A commercialization plan can be similar to a business plan in many respects, and should include a clear focus on the following topics, supported by customer discovery interviews, data, references, and quotations wherever possible. The agencies provide guidance on Phase 2 commercialization plans, so make sure to follow carefully the specific agency guidance for your application.
1. Technology Description – Include what is unique and innovative, the discovery, insight, secret sauce that makes it work and overcomes the shortfalls of the state-of-the-art.
2. Patent position, patent landscape: prior art, freedom to operate analysis
3. Commercial applications of the technology.
4. Market description, market segments, market size, market/customer validation
5. Competitive landscape
6. Market Barriers and other risks
7. Revenue Model – Discuss how you will make money and what is required to be profitable. For products, discuss what you understand about pricing and indicate the level of validation for this model.
8. Go To Market Strategy – Discuss exactly who you will target initially and long term, and why you will target them, and how you will reach them. For products and devices, think about how to get the first 3 years’ worth of customers, and “evidence” that the strategy will work, and the financial and human resources needed to get you there (product development, patent/legal, regulatory approval, marketing and sales, etc.) and how you will obtain these financial and human resources (financial plan). For life science and medical technology, it might be more appropriate to map out a partnering or licensing strategy, and a regulatory strategy.
9. Metrics and Milestones – What are the key business drivers, metrics, and milestones that need to be achieved to reduce business risk and advance the business?
10. Commercial Team and Partners – what are the partners and team needed to execute on this Plan? What is the status and plans to build out this team?
Having reviewed dozens of SBIR/STTR Phase 2 commercialization plans, here are some of the top problems and weaknesses I have seen:
1. Commercialization “Strategy” – no strategy, just a market study, all secondary research, or just a technology description with no strategy.

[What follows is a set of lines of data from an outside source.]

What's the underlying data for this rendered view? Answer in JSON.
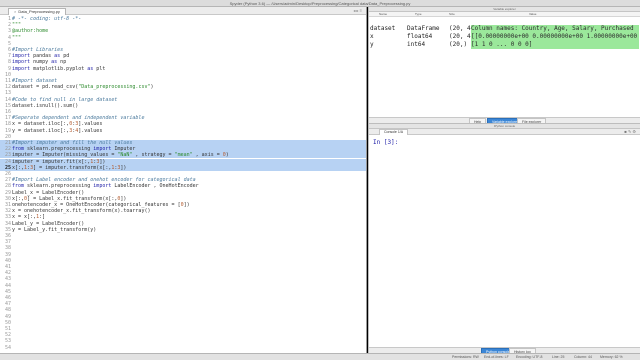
{
  "window": {
    "title": "Spyder (Python 3.6) — /Users/admin/Desktop/Preprocessing/Categorical data/Data_Preprocessing.py"
  },
  "editor": {
    "tab_label": "Data_Preprocessing.py",
    "tab_close": "×",
    "tab_arrows": "◂ ▸ ≡",
    "lines": [
      {
        "n": "1",
        "segs": [
          [
            "c-com",
            "# -*- coding: utf-8 -*-"
          ]
        ]
      },
      {
        "n": "2",
        "segs": [
          [
            "c-str",
            "\"\"\""
          ]
        ]
      },
      {
        "n": "3",
        "segs": [
          [
            "c-str",
            "@author:home"
          ]
        ]
      },
      {
        "n": "4",
        "segs": [
          [
            "c-str",
            "\"\"\""
          ]
        ]
      },
      {
        "n": "5",
        "segs": []
      },
      {
        "n": "6",
        "segs": [
          [
            "c-com",
            "#Import Libraries"
          ]
        ]
      },
      {
        "n": "7",
        "segs": [
          [
            "c-kw",
            "import"
          ],
          [
            "c-def",
            " pandas "
          ],
          [
            "c-kw",
            "as"
          ],
          [
            "c-def",
            " pd"
          ]
        ]
      },
      {
        "n": "8",
        "segs": [
          [
            "c-kw",
            "import"
          ],
          [
            "c-def",
            " numpy "
          ],
          [
            "c-kw",
            "as"
          ],
          [
            "c-def",
            " np"
          ]
        ]
      },
      {
        "n": "9",
        "segs": [
          [
            "c-kw",
            "import"
          ],
          [
            "c-def",
            " matplotlib.pyplot "
          ],
          [
            "c-kw",
            "as"
          ],
          [
            "c-def",
            " plt"
          ]
        ]
      },
      {
        "n": "10",
        "segs": []
      },
      {
        "n": "11",
        "segs": [
          [
            "c-com",
            "#Import dataset"
          ]
        ]
      },
      {
        "n": "12",
        "segs": [
          [
            "c-def",
            "dataset = pd.read_csv("
          ],
          [
            "c-str",
            "\"Data_preprocessing.csv\""
          ],
          [
            "c-def",
            ")"
          ]
        ]
      },
      {
        "n": "13",
        "segs": []
      },
      {
        "n": "14",
        "segs": [
          [
            "c-com",
            "#Code to find null in large dataset"
          ]
        ]
      },
      {
        "n": "15",
        "segs": [
          [
            "c-def",
            "dataset.isnull().sum()"
          ]
        ]
      },
      {
        "n": "16",
        "segs": []
      },
      {
        "n": "17",
        "segs": [
          [
            "c-com",
            "#Seperate dependent and independent variable"
          ]
        ]
      },
      {
        "n": "18",
        "segs": [
          [
            "c-def",
            "x = dataset.iloc[:,"
          ],
          [
            "c-num",
            "0"
          ],
          [
            "c-def",
            ":"
          ],
          [
            "c-num",
            "3"
          ],
          [
            "c-def",
            "].values"
          ]
        ]
      },
      {
        "n": "19",
        "segs": [
          [
            "c-def",
            "y = dataset.iloc[:,"
          ],
          [
            "c-num",
            "3"
          ],
          [
            "c-def",
            ":"
          ],
          [
            "c-num",
            "4"
          ],
          [
            "c-def",
            "].values"
          ]
        ]
      },
      {
        "n": "20",
        "segs": []
      },
      {
        "n": "21",
        "hl": true,
        "segs": [
          [
            "c-com",
            "#Import imputer and fill the null values"
          ]
        ]
      },
      {
        "n": "22",
        "hl": true,
        "segs": [
          [
            "c-kw",
            "from"
          ],
          [
            "c-def",
            " sklearn.preprocessing "
          ],
          [
            "c-kw",
            "import"
          ],
          [
            "c-def",
            " Imputer"
          ]
        ]
      },
      {
        "n": "23",
        "hl": true,
        "segs": [
          [
            "c-def",
            "imputer = Imputer(missing_values = "
          ],
          [
            "c-str",
            "\"NaN\""
          ],
          [
            "c-def",
            " , strategy = "
          ],
          [
            "c-str",
            "\"mean\""
          ],
          [
            "c-def",
            " , axis = "
          ],
          [
            "c-num",
            "0"
          ],
          [
            "c-def",
            ")"
          ]
        ]
      },
      {
        "n": "24",
        "hl": true,
        "segs": [
          [
            "c-def",
            "imputer = imputer.fit(x[:,"
          ],
          [
            "c-num",
            "1"
          ],
          [
            "c-def",
            ":"
          ],
          [
            "c-num",
            "3"
          ],
          [
            "c-def",
            "])"
          ]
        ]
      },
      {
        "n": "25",
        "hl": true,
        "current": true,
        "segs": [
          [
            "c-def",
            "x[:,"
          ],
          [
            "c-num",
            "1"
          ],
          [
            "c-def",
            ":"
          ],
          [
            "c-num",
            "3"
          ],
          [
            "c-def",
            "] = imputer.transform(x[:,"
          ],
          [
            "c-num",
            "1"
          ],
          [
            "c-def",
            ":"
          ],
          [
            "c-num",
            "3"
          ],
          [
            "c-def",
            "])"
          ]
        ]
      },
      {
        "n": "26",
        "segs": []
      },
      {
        "n": "27",
        "segs": [
          [
            "c-com",
            "#Import Label encoder and onehot encoder for categorical data"
          ]
        ]
      },
      {
        "n": "28",
        "segs": [
          [
            "c-kw",
            "from"
          ],
          [
            "c-def",
            " sklearn.preprocessing "
          ],
          [
            "c-kw",
            "import"
          ],
          [
            "c-def",
            " LabelEncoder , OneHotEncoder"
          ]
        ]
      },
      {
        "n": "29",
        "segs": [
          [
            "c-def",
            "Label_x = LabelEncoder()"
          ]
        ]
      },
      {
        "n": "30",
        "segs": [
          [
            "c-def",
            "x[:,"
          ],
          [
            "c-num",
            "0"
          ],
          [
            "c-def",
            "] = Label_x.fit_transform(x[:,"
          ],
          [
            "c-num",
            "0"
          ],
          [
            "c-def",
            "])"
          ]
        ]
      },
      {
        "n": "31",
        "segs": [
          [
            "c-def",
            "onehotencoder_x = OneHotEncoder(categorical_features = ["
          ],
          [
            "c-num",
            "0"
          ],
          [
            "c-def",
            "])"
          ]
        ]
      },
      {
        "n": "32",
        "segs": [
          [
            "c-def",
            "x = onehotencoder_x.fit_transform(x).toarray()"
          ]
        ]
      },
      {
        "n": "33",
        "segs": [
          [
            "c-def",
            "x = x[:,"
          ],
          [
            "c-num",
            "1"
          ],
          [
            "c-def",
            ":]"
          ]
        ]
      },
      {
        "n": "34",
        "segs": [
          [
            "c-def",
            "Label_y = LabelEncoder()"
          ]
        ]
      },
      {
        "n": "35",
        "segs": [
          [
            "c-def",
            "y = Label_y.fit_transform(y)"
          ]
        ]
      },
      {
        "n": "36",
        "segs": []
      },
      {
        "n": "37",
        "segs": []
      },
      {
        "n": "38",
        "segs": []
      },
      {
        "n": "39",
        "segs": []
      },
      {
        "n": "40",
        "segs": []
      },
      {
        "n": "41",
        "segs": []
      },
      {
        "n": "42",
        "segs": []
      },
      {
        "n": "43",
        "segs": []
      },
      {
        "n": "44",
        "segs": []
      },
      {
        "n": "45",
        "segs": []
      },
      {
        "n": "46",
        "segs": []
      },
      {
        "n": "47",
        "segs": []
      },
      {
        "n": "48",
        "segs": []
      },
      {
        "n": "49",
        "segs": []
      },
      {
        "n": "50",
        "segs": []
      },
      {
        "n": "51",
        "segs": []
      },
      {
        "n": "52",
        "segs": []
      },
      {
        "n": "53",
        "segs": []
      },
      {
        "n": "54",
        "segs": []
      }
    ]
  },
  "variable_explorer": {
    "header": "Variable explorer",
    "columns": [
      "Name",
      "Type",
      "Size",
      "Value"
    ],
    "rows": [
      {
        "name": "dataset",
        "type": "DataFrame",
        "size": "(20, 4)",
        "value": "Column names: Country, Age, Salary, Purchased",
        "green": true
      },
      {
        "name": "x",
        "type": "float64",
        "size": "(20, 4)",
        "value": "[[0.00000000e+00 0.00000000e+00 1.00000000e+00 ...",
        "green": true
      },
      {
        "name": "y",
        "type": "int64",
        "size": "(20,)",
        "value": "[1 1 0 ... 0 0 0]",
        "green": true
      }
    ],
    "tabs": [
      "Help",
      "Variable explorer",
      "File explorer"
    ],
    "active_tab": 1
  },
  "console": {
    "header": "IPython console",
    "tab_label": "Console 1/A",
    "tools": "■ ✎ ⚙",
    "prompt": "In [3]:",
    "tabs": [
      "Python console",
      "History log"
    ],
    "active_tab": 0
  },
  "status": {
    "permissions": "Permissions: RW",
    "eol": "End-of-lines: LF",
    "encoding": "Encoding: UTF-8",
    "line": "Line: 25",
    "column": "Column: 44",
    "memory": "Memory: 62 %"
  }
}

2. No serious pain (clear, compelling, intensely painful problem statement).
3. No value proposition or customer segment validation (A common untested assumption/premise by the entrepreneur is that customers understand the shortcomings of the status quo and they will buy exactly what is being proposed at the price being asking and providing no plausible argument of why they will buy.)

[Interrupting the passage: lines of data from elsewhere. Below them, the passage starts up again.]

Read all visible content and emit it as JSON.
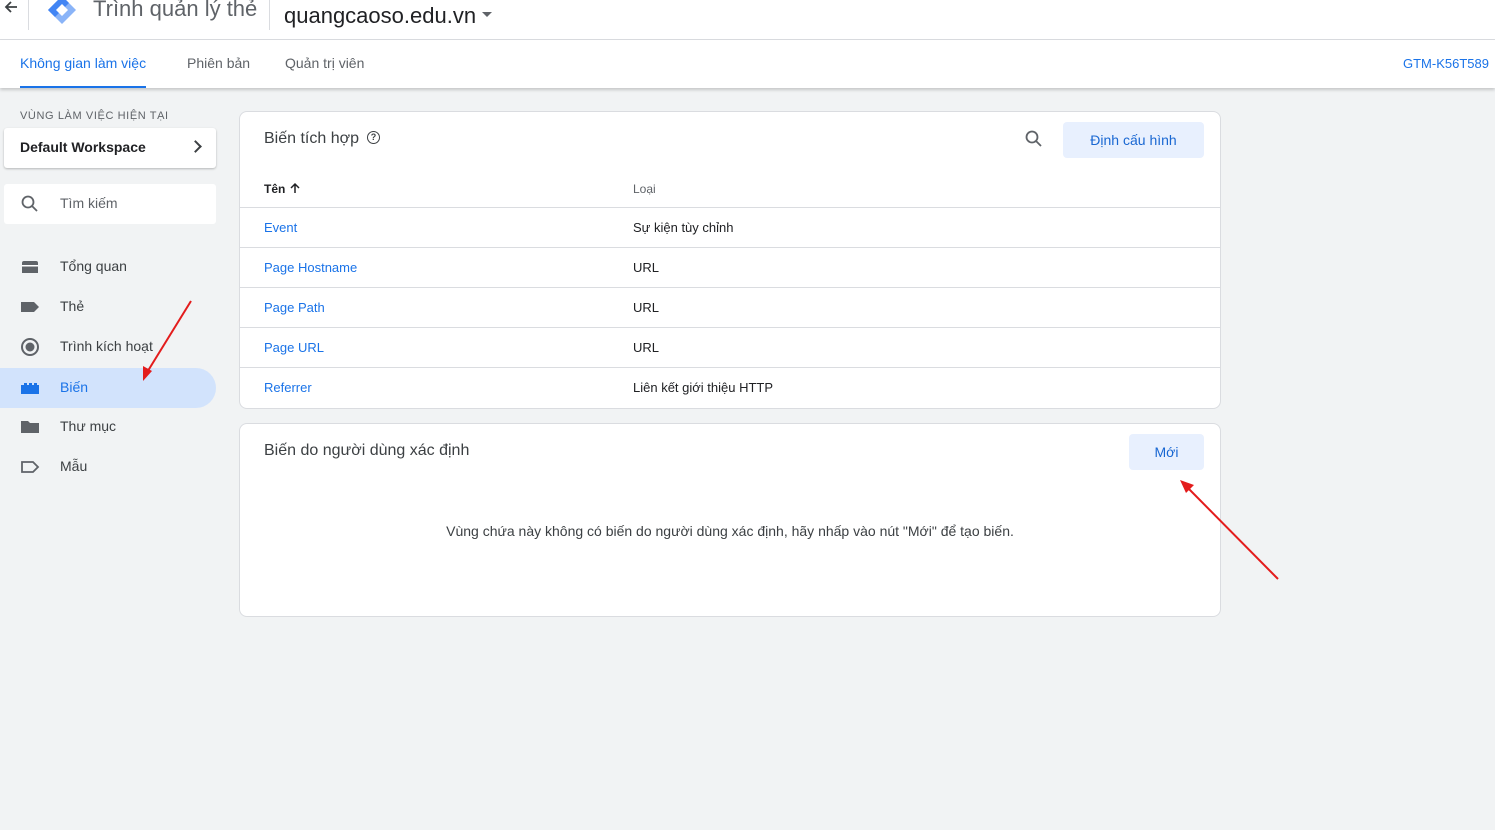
{
  "header": {
    "app_title": "Trình quản lý thẻ",
    "account": "quangcaoso.edu.vn",
    "back_icon": "arrow-left-icon",
    "logo_colors": [
      "#4285f4",
      "#8ab4f8"
    ]
  },
  "tabs": [
    {
      "label": "Không gian làm việc"
    },
    {
      "label": "Phiên bản"
    },
    {
      "label": "Quản trị viên"
    }
  ],
  "container_id": "GTM-K56T589",
  "sidebar": {
    "workspace_label": "VÙNG LÀM VIỆC HIỆN TẠI",
    "workspace_name": "Default Workspace",
    "search_placeholder": "Tìm kiếm",
    "items": [
      {
        "label": "Tổng quan",
        "icon": "overview-icon"
      },
      {
        "label": "Thẻ",
        "icon": "tag-icon"
      },
      {
        "label": "Trình kích hoạt",
        "icon": "trigger-icon"
      },
      {
        "label": "Biến",
        "icon": "variable-icon"
      },
      {
        "label": "Thư mục",
        "icon": "folder-icon"
      },
      {
        "label": "Mẫu",
        "icon": "template-icon"
      }
    ]
  },
  "builtin": {
    "title": "Biến tích hợp",
    "configure_label": "Định cấu hình",
    "col_name": "Tên",
    "col_type": "Loại",
    "rows": [
      {
        "name": "Event",
        "type": "Sự kiện tùy chỉnh"
      },
      {
        "name": "Page Hostname",
        "type": "URL"
      },
      {
        "name": "Page Path",
        "type": "URL"
      },
      {
        "name": "Page URL",
        "type": "URL"
      },
      {
        "name": "Referrer",
        "type": "Liên kết giới thiệu HTTP"
      }
    ]
  },
  "user_defined": {
    "title": "Biến do người dùng xác định",
    "new_label": "Mới",
    "empty_message": "Vùng chứa này không có biến do người dùng xác định, hãy nhấp vào nút \"Mới\" để tạo biến."
  },
  "colors": {
    "accent": "#1a73e8",
    "active_bg": "#d2e3fc",
    "annotation_arrow": "#e31c1c"
  }
}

4. No pricing validation.
5. No channel strategy.
6. No costing including no customer acquisition strategy or cost and no manufacturing/distribution costs.
7. No assessment of product development costs and regulatory costs to get to a market-ready product.
8. No strategy of how to finance from now to commercial sales and breakeven.
9. No business model validated or even hypothesized.
10. No “Go to Market” strategy clear definition of the initial target market segment.
11. No key milestones that show measurable progress and reduced risk.
12. No success metrics.
13. No quantifiable impact (public health, economy, employment, energy, environment, exports) if successful and no solid analysis of the total addressable market.
14. No discussion of intellectual property (IP) and patents or IP strategy (strength of patents, defensibility, freedom to operate).
These items refer to business plan weaknesses but are also relevant for commercialization plans.
15. Covers the technology description rather than market and business opportunity
16. Insufficient problem statement, why is this significant, what/how big of a problem is the current alternative and for how many customers/patients and for what financial opportunity and value proposition that will drive market demand?
17. Basically a technology and market description with little to no business model and go to market strategy, or you could say no validated business model.
18. The SWOT is a SWOT of the technology/product, not the business/business model (SWOT = Strengths, Weaknesses, Opportunities, Threats analysis).
19. No IP discussion even though licensing out is the presumed business model.
20. Projections not validated and everything pulled out of the air or crudely estimated rather than well supported by analysis, data, customer interviews, and references.